= Beginning of Section =

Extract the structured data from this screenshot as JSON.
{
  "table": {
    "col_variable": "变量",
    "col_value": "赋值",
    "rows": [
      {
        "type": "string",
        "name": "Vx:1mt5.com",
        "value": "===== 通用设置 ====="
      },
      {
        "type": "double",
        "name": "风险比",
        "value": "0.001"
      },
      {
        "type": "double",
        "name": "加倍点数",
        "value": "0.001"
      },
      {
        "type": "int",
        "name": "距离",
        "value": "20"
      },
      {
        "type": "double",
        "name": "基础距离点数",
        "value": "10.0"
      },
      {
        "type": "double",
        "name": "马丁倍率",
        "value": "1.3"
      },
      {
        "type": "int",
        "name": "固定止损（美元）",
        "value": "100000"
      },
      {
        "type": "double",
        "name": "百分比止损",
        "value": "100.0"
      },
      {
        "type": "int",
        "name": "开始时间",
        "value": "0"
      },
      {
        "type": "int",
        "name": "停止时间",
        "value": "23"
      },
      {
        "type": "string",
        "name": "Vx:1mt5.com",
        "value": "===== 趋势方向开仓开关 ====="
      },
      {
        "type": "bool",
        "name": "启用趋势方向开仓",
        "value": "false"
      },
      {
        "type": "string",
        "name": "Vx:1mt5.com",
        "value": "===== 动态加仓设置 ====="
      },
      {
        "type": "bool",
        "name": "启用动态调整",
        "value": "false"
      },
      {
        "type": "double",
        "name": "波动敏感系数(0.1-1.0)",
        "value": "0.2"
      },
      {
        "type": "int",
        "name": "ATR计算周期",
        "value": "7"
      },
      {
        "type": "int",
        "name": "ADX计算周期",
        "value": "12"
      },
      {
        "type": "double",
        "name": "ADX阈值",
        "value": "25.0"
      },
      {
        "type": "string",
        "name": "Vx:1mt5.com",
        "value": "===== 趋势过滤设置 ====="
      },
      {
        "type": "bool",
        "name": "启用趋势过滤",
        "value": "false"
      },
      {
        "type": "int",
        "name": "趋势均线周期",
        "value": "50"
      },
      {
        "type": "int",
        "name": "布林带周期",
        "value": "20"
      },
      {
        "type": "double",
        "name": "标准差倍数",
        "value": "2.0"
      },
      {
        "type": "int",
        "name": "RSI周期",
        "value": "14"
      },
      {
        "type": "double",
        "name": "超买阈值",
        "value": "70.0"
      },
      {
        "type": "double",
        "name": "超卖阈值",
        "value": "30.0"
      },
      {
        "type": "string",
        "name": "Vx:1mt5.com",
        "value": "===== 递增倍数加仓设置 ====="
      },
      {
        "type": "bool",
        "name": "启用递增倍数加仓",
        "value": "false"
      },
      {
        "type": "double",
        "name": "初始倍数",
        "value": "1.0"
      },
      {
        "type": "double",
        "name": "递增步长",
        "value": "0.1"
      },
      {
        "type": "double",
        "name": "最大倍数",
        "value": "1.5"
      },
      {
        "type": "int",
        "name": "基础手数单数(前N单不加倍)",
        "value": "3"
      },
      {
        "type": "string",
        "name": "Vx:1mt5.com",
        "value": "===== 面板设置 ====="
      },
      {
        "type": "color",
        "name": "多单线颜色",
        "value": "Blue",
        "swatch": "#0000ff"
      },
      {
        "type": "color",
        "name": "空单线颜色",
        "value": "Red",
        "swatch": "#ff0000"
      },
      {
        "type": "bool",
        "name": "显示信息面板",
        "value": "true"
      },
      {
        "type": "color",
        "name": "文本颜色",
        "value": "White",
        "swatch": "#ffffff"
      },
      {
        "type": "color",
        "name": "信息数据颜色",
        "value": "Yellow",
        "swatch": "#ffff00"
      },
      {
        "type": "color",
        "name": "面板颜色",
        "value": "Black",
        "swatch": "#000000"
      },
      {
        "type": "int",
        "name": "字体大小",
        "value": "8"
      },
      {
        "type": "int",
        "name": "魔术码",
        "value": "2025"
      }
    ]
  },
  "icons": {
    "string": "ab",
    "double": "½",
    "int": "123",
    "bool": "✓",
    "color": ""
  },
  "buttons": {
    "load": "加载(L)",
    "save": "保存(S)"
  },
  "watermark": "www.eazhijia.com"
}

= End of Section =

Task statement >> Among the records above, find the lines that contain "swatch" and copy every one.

Expected answer >>
        "swatch": "#0000ff"
        "swatch": "#ff0000"
        "swatch": "#ffffff"
        "swatch": "#ffff00"
        "swatch": "#000000"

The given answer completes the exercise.